Some of these have been filed under oath, meaning that if they are proven to be lies, the filer is subject to criminal penalties, not to mention significant fines.
Among the Mexican legal filings, Mark James alleges that legal documents have been fraudulently and corruptly gone missing that have resulted in his legal case being delayed or resulting in adverse rulings by the courts.
Because of the missing court documents, Mark James also provided me with a copy of a formal criminal complaint he filed with the Mexican federal prosecutors’ office on October 21, 2015 alleging extortion, intimidation, corruption and interfering with communications infrastructure, among other things. His legal filings implicate various government officials and lawyers.
In his various complaints, James has listed at least fifteen Mexican officials that he alleges have been bribed by Miguel Fernandez and two other US citizens. Remember that last week I explained how the foreign corrupt practices laws can be used by US officials on US citizens if they are proven to have bribed officials in other countries.
It is important that I point out that Mark James has also sued, as part of the original suit, Televisa for misappropriating the fiber strands.
In an email interview, James wrote that he has “been in contact with an FBI Special Agent in El Paso.” As you know, the FBI usually does not release any information about cases it may be investigating and as such, I am unable to confirm whether an investigation has been opened or not.
It is my understanding that James will be in the United States this week seeking to get more information about any US investigations into his allegations. If I receive additional information I will share it here on my blog. Of course, as his cases make it through the legal system, I will also try to update you on the results.
As a telecommunications provider, especially providing cross-border services, a strategically sensitive area, the FCC has restrictions about issuing its licenses to foreigners. On July, of this year, Transtelco filed an FCC request asking for a 180-day extension to their January 30, 2015 “Special Temporary Authority” which allows them to continue operating under their original FCC license. Apparently, the company underwent a recent ownership change that resulted in a change in the matrix between US citizen and foreign ownership. According to the extension request, the Department of Justice’s, Team Telecom, is reviewing Transtelco’s recent change of ownership. Team Telecom reviews foreign ownership of FCC licensees and has placed a hold on Transtelco’s FCC license renewal.

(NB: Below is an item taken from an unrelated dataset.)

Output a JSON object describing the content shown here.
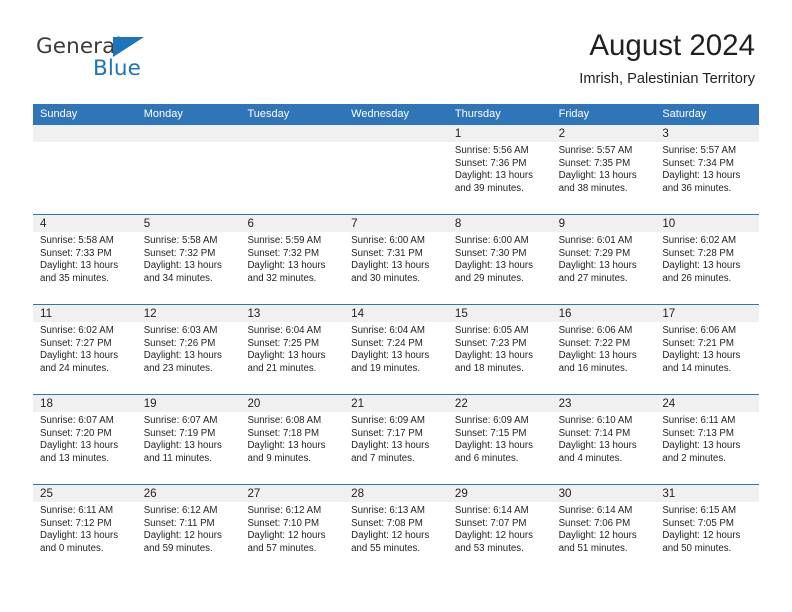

As you digest this latest information, remember that from my previous article, there are questions about how Transtelco acquired use of a city-owned conduit across the Stanton Street International Bridge. City council extended them a license, retroactively, allowing them access to the conduit in December of 2011. I have not been able to ascertain under what circumstances the City became aware that Transtelco had used city property without permission and for how long. While the City retroactively gave them permission to use City property, after finding out they were using it without City authority, the City also gave Transtelco a maintenance contract to maintain the city’s fiber optic cables.
The conduit from El Paso into Cd. Juárez gives Transtelco a unique opportunity to provide global Internet access to Mexico, which has a serious lack of external Internet access. The Bestel network out of Laredo, that is currently being litigated, gives Transtelco a global Internet presence into Mexico unmatched by other telecom providers.
In tomorrow’s edition I am going to explain how all of this connects to El Paso politics, besides the obvious, and what it means for Vince Perez and his appointment to UMC as well as how it all connects to elite Mexican families in El Paso injecting themselves into the US political system, especially in El Paso.